▸ **ACTION ITEM**:
Respond with nothing but the number of lines in this data that include the word "dword".

· · ·

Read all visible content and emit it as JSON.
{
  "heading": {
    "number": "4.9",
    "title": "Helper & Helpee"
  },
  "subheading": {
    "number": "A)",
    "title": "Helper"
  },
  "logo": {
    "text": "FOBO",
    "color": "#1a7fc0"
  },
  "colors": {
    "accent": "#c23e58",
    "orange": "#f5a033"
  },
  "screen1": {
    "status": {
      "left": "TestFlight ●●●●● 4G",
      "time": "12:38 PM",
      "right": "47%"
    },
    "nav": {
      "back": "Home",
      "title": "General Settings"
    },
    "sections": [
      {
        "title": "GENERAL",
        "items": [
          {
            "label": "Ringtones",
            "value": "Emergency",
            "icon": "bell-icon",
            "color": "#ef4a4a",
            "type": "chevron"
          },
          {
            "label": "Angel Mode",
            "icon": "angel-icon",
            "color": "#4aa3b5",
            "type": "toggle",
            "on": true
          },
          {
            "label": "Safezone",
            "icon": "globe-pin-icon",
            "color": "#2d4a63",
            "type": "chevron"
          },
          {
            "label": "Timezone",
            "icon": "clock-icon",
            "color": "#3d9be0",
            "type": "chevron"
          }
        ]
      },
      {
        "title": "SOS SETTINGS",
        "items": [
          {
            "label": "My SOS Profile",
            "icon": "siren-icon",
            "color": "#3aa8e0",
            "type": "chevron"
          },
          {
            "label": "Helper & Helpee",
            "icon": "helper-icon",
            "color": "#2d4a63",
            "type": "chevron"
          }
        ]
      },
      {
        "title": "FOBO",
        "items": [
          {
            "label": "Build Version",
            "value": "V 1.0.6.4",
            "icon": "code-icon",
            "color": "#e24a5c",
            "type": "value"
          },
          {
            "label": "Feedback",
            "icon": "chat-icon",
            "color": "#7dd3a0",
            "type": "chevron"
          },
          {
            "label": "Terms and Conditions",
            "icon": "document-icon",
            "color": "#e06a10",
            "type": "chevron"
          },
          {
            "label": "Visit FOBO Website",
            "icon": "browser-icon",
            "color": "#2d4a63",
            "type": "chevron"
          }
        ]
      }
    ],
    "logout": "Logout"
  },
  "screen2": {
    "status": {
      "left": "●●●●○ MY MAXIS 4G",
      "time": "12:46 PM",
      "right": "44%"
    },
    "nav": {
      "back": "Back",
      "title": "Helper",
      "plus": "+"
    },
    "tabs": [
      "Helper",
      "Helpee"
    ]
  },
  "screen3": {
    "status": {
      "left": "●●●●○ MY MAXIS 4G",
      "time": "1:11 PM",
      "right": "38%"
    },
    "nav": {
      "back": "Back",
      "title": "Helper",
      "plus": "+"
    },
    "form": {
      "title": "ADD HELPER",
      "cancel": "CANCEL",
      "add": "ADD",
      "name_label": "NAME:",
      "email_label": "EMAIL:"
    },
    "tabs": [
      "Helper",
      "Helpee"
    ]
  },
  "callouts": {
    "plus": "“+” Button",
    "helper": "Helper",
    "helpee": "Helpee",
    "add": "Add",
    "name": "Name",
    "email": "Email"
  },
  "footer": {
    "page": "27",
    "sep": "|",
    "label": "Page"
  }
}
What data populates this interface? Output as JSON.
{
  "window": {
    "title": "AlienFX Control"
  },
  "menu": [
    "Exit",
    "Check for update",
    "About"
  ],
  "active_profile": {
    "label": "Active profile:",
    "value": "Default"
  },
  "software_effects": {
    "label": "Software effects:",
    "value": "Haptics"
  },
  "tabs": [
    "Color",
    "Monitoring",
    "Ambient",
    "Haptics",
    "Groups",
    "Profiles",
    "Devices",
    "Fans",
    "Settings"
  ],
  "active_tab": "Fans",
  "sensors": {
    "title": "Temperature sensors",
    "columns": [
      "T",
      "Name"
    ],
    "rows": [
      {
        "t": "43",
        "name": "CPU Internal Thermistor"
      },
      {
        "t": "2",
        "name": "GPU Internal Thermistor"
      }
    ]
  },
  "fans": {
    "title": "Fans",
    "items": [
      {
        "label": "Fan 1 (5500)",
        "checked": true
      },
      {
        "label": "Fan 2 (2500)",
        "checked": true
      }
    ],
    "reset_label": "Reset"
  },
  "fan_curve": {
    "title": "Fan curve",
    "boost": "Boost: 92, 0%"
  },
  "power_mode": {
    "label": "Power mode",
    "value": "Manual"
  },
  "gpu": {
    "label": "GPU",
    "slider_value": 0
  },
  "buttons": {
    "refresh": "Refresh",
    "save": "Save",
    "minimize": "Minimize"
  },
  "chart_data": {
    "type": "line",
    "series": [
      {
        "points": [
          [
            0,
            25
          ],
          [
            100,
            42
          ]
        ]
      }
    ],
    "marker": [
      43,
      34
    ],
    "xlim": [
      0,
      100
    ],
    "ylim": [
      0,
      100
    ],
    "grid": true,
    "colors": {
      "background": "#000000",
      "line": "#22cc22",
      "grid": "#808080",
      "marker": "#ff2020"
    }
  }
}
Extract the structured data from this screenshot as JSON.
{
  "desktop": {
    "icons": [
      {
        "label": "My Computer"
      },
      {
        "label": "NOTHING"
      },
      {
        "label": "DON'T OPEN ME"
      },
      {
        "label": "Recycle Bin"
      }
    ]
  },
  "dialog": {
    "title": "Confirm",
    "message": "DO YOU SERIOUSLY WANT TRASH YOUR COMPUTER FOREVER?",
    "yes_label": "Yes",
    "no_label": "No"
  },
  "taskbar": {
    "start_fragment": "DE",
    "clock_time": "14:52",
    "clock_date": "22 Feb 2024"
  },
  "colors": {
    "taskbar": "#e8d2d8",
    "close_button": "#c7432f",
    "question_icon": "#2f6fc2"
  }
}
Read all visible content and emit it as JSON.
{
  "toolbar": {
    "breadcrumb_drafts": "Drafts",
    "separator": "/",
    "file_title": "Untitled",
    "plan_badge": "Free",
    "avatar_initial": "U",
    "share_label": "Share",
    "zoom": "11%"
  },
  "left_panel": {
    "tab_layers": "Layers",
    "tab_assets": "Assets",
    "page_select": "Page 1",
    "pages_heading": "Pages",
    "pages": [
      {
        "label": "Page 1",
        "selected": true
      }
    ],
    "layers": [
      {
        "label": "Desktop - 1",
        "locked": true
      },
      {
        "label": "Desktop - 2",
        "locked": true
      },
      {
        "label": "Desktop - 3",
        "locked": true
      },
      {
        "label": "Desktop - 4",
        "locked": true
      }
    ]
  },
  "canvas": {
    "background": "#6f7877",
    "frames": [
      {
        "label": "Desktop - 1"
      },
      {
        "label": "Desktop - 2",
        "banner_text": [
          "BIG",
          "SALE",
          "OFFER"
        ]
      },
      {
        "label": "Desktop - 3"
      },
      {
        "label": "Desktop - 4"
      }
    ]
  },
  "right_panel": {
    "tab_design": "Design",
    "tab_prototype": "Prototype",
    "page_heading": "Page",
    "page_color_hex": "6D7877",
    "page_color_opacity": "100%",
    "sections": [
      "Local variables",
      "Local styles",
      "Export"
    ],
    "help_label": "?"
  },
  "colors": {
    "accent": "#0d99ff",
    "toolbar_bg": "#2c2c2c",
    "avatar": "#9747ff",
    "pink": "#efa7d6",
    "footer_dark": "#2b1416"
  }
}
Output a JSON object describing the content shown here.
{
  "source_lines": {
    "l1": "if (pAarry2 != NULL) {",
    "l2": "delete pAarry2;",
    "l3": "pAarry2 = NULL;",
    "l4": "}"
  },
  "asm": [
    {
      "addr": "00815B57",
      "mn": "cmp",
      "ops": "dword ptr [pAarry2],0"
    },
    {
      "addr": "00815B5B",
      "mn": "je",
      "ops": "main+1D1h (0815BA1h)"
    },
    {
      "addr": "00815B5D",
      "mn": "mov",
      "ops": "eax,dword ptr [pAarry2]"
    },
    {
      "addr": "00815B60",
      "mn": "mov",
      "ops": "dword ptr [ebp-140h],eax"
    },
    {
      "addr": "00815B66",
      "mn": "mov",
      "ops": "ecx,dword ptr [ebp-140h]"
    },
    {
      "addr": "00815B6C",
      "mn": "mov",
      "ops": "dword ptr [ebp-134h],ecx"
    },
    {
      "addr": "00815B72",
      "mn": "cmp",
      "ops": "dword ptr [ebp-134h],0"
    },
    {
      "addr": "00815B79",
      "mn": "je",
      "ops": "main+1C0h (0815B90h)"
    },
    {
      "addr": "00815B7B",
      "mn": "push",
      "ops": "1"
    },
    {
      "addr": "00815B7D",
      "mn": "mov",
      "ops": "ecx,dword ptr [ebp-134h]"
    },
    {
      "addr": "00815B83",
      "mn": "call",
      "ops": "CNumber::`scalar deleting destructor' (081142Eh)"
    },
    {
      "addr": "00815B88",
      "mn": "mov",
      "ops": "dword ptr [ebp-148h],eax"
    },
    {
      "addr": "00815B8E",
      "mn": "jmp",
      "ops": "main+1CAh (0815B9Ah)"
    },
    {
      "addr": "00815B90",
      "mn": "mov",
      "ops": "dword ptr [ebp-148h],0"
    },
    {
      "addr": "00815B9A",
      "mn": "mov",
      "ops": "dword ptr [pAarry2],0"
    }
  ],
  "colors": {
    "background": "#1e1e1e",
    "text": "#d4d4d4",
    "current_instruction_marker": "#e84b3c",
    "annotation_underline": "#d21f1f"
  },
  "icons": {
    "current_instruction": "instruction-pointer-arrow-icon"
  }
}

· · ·

▸ **REPLY TO THE TASK**:
10